## [AIM OF THE TASK]
Show all lines from the listing below that contain "name".

## [DATA TO USE]
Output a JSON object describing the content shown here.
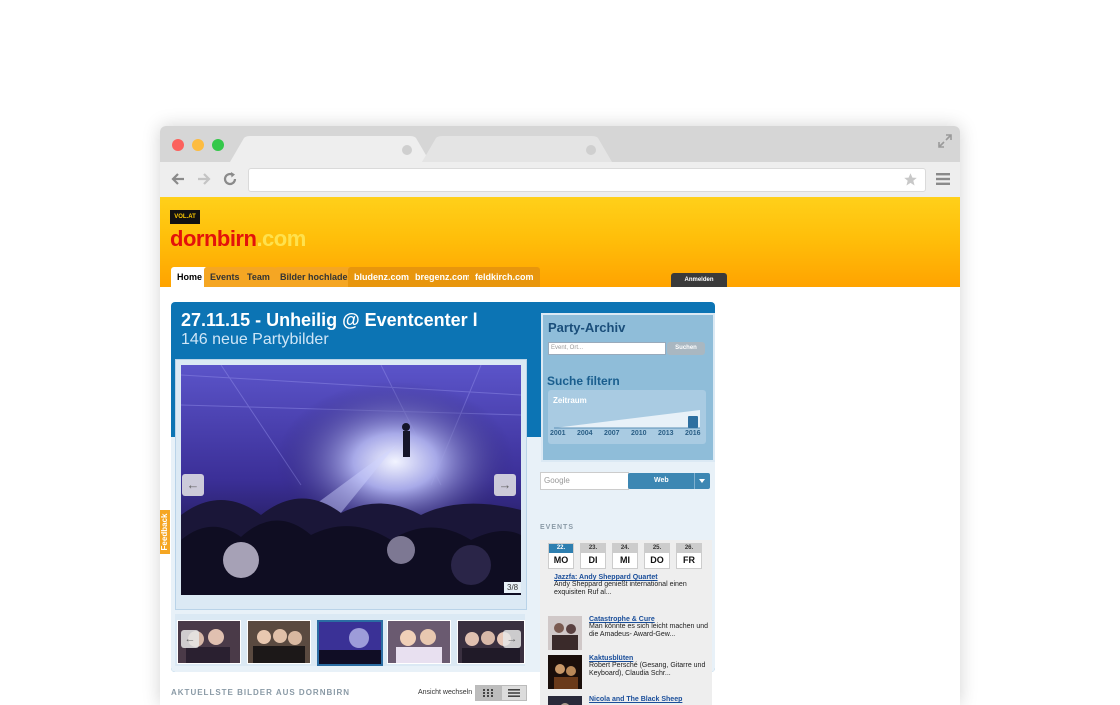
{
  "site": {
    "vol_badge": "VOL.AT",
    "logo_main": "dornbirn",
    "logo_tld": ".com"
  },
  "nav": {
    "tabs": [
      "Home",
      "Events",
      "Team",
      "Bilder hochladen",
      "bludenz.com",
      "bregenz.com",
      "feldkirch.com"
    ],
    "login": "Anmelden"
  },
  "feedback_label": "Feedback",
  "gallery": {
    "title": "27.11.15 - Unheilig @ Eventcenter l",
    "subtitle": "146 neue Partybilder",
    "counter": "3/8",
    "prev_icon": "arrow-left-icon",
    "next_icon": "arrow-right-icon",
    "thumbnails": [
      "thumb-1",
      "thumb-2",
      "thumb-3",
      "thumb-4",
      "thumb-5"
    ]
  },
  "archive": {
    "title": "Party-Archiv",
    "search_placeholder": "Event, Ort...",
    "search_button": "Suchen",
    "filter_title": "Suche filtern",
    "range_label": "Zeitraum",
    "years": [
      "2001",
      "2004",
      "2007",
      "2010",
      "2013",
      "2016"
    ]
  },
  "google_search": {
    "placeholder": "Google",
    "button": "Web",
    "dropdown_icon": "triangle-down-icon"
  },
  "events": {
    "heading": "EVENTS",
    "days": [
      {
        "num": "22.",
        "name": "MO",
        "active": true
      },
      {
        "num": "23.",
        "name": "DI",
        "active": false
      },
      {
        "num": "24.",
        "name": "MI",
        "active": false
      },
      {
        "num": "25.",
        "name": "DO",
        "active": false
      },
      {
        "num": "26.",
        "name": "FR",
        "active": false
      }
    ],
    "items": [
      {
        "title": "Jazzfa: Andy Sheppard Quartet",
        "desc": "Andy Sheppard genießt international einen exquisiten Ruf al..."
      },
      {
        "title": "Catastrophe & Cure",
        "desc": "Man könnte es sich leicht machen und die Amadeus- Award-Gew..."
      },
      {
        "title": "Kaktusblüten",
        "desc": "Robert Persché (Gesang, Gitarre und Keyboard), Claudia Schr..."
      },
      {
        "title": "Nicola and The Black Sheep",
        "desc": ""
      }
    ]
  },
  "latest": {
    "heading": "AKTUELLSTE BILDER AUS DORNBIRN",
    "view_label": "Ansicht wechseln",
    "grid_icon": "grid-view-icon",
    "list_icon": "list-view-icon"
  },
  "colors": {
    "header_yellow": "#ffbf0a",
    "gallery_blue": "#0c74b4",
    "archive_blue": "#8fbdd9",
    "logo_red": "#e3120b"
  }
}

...

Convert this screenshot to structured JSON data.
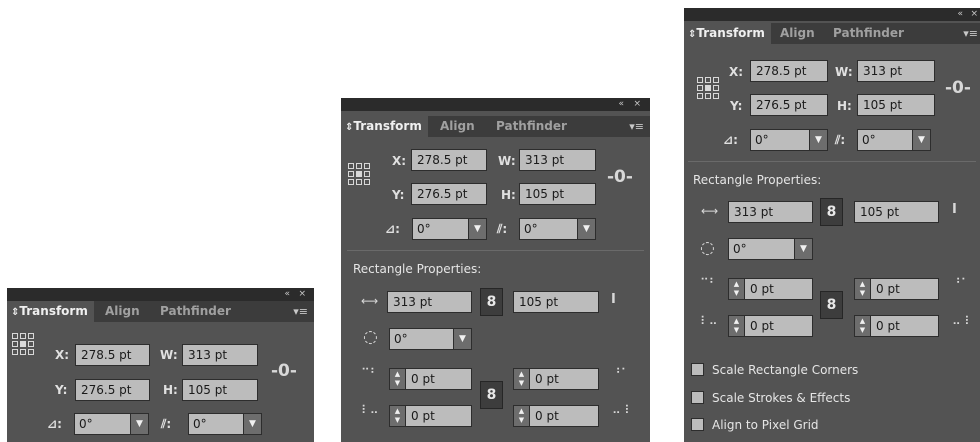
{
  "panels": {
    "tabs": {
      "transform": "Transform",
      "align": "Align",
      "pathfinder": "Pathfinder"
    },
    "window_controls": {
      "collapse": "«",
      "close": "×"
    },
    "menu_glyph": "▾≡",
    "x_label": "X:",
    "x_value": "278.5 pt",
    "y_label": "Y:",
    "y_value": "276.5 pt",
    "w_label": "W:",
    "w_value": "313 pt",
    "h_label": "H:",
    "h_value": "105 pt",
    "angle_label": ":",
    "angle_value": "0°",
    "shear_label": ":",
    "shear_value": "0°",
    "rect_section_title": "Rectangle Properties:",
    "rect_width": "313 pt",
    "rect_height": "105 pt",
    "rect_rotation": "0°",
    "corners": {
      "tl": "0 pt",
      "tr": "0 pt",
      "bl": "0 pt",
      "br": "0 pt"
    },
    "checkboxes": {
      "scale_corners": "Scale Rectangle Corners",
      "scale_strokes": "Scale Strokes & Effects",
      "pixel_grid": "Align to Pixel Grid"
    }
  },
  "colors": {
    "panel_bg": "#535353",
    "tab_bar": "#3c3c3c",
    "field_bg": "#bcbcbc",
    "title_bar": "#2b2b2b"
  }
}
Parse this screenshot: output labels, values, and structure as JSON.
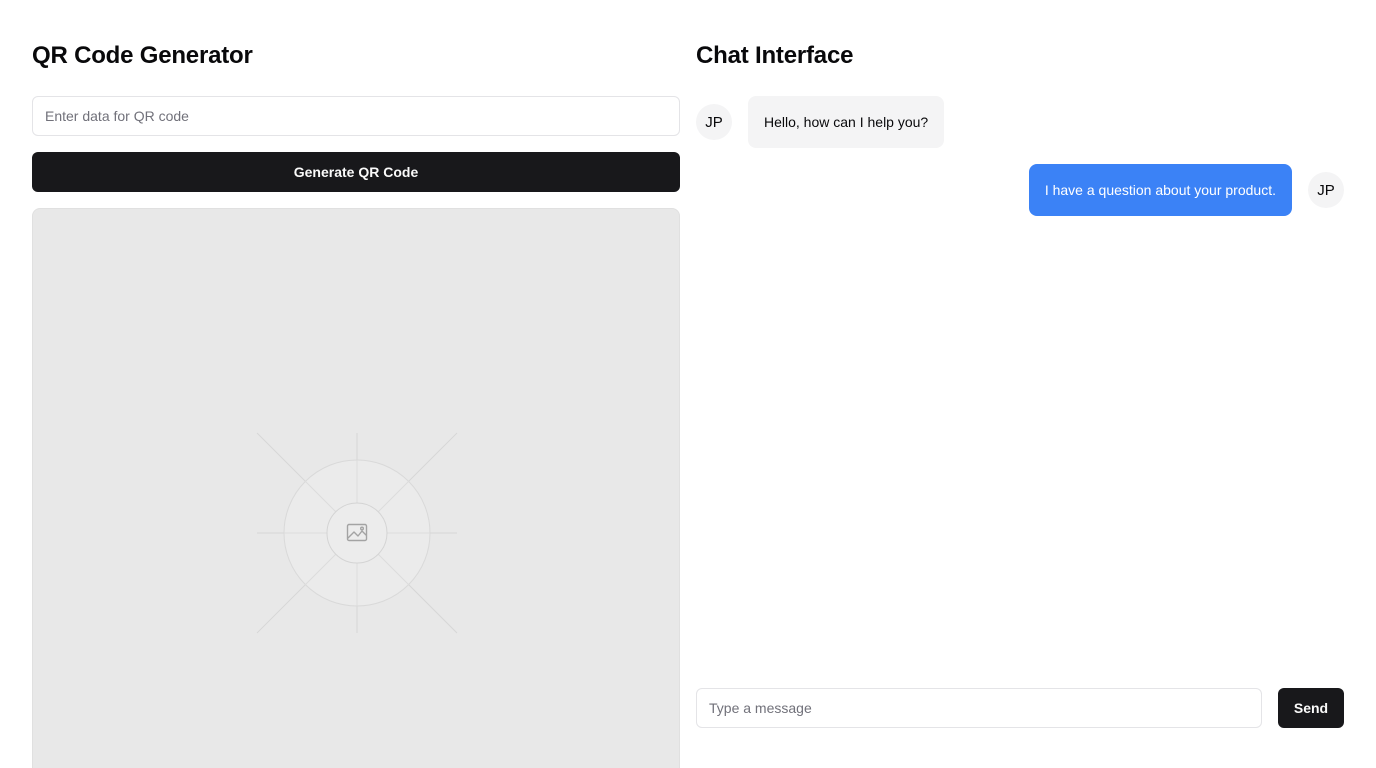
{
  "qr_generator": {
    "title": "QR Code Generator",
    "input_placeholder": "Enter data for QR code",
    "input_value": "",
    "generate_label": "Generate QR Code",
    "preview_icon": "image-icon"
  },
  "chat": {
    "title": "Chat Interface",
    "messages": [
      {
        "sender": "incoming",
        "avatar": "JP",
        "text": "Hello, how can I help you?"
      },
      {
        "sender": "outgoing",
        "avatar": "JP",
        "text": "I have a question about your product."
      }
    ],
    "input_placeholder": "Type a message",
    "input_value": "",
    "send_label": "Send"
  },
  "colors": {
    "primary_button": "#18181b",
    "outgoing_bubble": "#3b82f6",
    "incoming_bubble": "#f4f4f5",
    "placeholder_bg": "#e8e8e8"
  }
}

## [OUTPUT FOR THIS EXERCISE]
        "name": "MO",
        "name": "DI",
        "name": "MI",
        "name": "DO",
        "name": "FR",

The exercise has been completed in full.